12.11.2014 — 15.11.2014
Inaugural exhibition debuting at the 2015 edition of the Rencontres d’Arles.
“Photography is generally defined as the art of creating images by means of light. The photographer is thus, to some extent, someone who paints with light. We may, however, find him constantly juggling with shadow in order to bring the image truly to life, to infuse it with an intensity even more dazzling than that of the light itself, thus revealing the hidden face of reality to the viewer. This is really the central drama of this work; its principal character is the Congo, my country of origin, a country I can revisit in these photographs. Paolo and Alex have succeeded in etching true authenticity onto these images, characters, and protagonists, onto bizarre objects and the environment, even onto a particular atmosphere, which is not perceptible at first. This cannot have been an easy task. Should they look down on the Congo from above, or melt into the background, blending into the local population and letting them live real lives, expressing themselves as though the camera lens wasn’t pointing at them? By resisting the temptation to overstate, Majoli and Pellegrin have given me the sense of being a “foreigner” in my own country, revealing a different Congo to me, one I had not and never would have expected to find.
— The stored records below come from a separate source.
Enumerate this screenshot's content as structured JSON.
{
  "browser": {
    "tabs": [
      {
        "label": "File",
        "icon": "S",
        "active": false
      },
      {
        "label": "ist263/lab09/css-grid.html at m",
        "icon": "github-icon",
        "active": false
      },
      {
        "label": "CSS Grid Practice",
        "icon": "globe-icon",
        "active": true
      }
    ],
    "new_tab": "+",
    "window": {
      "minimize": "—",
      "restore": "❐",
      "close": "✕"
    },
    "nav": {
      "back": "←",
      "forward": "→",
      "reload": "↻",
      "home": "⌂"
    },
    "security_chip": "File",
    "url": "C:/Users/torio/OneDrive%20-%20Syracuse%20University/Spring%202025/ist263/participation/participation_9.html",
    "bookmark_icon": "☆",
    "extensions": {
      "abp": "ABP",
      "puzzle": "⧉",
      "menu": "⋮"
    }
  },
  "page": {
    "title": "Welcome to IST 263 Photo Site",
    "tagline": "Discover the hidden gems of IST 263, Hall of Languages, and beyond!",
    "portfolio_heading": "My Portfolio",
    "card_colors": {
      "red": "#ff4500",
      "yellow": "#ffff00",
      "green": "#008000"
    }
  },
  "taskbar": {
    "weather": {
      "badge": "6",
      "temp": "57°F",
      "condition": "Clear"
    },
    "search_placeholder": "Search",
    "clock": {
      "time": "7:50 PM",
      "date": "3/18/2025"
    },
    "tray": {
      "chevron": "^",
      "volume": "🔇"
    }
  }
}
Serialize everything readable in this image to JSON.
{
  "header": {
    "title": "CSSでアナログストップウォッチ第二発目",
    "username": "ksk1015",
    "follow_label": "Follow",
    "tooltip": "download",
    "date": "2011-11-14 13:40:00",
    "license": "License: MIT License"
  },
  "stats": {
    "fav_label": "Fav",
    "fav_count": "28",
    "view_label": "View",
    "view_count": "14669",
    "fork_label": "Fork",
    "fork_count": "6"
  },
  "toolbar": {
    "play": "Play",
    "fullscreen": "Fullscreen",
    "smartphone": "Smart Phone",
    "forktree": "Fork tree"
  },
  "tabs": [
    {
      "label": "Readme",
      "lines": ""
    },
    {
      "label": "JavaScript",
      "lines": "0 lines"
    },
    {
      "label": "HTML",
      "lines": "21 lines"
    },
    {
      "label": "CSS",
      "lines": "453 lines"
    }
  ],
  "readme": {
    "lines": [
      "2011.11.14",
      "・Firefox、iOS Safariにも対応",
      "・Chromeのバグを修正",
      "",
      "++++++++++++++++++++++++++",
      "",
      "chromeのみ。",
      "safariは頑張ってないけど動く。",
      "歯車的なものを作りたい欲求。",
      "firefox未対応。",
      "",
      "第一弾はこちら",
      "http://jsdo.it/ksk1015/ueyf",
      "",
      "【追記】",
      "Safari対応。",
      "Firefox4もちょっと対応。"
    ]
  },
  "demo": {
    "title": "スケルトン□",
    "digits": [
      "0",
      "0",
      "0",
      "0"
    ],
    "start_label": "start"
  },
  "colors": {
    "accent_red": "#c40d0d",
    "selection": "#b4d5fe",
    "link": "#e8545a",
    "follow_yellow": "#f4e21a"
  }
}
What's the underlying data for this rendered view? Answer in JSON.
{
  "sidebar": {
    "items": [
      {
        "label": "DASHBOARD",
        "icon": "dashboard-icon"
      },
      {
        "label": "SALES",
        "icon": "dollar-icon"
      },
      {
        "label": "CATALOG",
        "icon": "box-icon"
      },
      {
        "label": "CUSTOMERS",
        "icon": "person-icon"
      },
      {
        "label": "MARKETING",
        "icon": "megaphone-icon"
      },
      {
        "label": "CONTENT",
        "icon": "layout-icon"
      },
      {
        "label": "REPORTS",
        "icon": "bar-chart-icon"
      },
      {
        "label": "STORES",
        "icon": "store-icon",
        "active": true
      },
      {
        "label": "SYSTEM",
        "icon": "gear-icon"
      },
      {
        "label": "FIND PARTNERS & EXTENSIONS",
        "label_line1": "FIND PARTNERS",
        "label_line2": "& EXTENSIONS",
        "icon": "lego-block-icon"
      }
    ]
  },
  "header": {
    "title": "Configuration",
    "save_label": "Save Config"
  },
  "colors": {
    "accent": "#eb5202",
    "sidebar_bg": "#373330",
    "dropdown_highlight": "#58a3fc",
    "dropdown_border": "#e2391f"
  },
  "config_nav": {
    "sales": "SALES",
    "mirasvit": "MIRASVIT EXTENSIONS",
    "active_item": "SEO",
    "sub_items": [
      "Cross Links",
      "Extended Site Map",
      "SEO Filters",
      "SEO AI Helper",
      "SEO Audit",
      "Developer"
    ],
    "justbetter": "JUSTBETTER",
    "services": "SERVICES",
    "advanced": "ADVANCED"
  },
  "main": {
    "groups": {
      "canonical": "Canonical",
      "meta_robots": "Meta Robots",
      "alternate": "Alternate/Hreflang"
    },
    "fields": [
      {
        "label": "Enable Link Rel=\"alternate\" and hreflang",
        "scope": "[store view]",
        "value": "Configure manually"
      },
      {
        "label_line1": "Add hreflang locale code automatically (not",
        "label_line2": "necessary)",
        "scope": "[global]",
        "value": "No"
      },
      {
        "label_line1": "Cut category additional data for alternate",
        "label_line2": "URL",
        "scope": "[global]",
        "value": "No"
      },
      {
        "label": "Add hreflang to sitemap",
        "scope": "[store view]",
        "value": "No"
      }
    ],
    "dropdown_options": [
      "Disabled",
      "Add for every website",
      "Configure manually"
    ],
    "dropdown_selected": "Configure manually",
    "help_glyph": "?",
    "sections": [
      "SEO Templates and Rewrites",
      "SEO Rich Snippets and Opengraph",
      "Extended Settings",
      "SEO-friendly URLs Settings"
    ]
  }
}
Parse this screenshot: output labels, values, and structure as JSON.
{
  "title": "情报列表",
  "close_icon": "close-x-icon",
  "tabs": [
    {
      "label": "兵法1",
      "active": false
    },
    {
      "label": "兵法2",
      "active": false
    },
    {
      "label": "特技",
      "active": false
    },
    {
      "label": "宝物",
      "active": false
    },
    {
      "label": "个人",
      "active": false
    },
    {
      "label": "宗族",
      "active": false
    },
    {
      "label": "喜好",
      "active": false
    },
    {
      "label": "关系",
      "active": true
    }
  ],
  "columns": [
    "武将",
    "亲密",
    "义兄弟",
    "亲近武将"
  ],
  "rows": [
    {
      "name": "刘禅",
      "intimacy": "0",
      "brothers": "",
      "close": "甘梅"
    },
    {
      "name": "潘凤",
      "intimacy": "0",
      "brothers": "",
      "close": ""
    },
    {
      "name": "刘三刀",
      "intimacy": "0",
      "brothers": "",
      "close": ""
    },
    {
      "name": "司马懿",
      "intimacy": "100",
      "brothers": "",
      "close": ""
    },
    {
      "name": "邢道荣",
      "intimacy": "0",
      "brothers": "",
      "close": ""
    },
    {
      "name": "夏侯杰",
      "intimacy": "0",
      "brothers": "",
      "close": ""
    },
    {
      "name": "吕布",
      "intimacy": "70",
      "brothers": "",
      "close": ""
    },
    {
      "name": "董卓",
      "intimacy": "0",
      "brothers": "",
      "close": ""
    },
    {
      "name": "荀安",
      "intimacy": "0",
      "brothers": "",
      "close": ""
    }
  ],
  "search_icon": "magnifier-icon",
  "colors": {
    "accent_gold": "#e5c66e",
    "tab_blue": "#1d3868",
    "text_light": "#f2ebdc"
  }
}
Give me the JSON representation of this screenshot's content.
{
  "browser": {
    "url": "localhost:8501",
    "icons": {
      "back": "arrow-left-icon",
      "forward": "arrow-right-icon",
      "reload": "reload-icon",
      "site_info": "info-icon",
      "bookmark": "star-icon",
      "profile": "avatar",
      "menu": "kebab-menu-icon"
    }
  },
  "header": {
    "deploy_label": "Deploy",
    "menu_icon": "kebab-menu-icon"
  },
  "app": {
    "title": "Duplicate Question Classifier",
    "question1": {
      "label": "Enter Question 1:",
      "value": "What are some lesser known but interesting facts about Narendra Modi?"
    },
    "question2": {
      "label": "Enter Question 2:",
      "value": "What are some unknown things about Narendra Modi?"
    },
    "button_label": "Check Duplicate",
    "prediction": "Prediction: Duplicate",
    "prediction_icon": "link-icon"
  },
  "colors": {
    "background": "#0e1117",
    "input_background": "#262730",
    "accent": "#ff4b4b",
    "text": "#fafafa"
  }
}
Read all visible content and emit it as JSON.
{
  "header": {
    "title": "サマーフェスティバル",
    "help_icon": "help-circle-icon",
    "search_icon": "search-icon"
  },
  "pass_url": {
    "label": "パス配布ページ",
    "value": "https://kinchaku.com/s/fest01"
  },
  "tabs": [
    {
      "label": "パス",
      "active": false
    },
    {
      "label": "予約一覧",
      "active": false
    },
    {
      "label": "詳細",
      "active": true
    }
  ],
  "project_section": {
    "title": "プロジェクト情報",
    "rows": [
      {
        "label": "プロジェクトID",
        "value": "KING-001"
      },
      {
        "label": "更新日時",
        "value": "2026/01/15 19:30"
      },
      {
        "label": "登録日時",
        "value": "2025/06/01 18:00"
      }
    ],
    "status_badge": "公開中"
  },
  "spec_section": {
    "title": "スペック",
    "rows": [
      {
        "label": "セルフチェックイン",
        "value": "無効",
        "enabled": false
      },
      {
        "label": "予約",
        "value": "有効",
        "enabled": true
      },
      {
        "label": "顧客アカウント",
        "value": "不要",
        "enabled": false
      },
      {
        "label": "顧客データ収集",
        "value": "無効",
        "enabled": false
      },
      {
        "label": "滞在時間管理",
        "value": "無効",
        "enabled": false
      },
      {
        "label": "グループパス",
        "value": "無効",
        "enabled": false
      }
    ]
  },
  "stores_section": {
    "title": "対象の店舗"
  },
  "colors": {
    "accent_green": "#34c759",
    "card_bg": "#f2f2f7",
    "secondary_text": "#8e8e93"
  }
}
They have avoided the pitfalls one usually finds when the Western eye, turned on Africa, focuses on anthropological reportage or on relating an exotic journey, embellished with carefully chosen photos to satisfy the need for adventure and escape.
Majoli and Pellegrin confirm our sense that true photography should take things that are distant —that is to say, without interest—and restore to them their autonomous existence and particular meaning. True photography should proceed with a certain reticence, without indulging in selfcensorship. This is the fine balance that this work achieves. I can well imagine the photographers’ journeys in pursuit of exactly the right image, their discussions with local people, gaining their confidence. I imagine, too, that for the duration of this project they must have become full-time “Congolese,” living with the people in cities and in villages, sharing their joys and sorrows, crossing rivers in flood, stepping over public garbage bins, mingling with crowds of wildly excited children, roaming the banks of tributaries and streams, watching the endurance of the river dockworkers. The result is always true: there is always emotion here, often a poignant emotion, in the images of certain buildings standing sinister and empty, or of worn-out vehicles abandoned at the roadside, or of a tree trunk sawn down by a determined hand…”
Words by Alain Mabanckou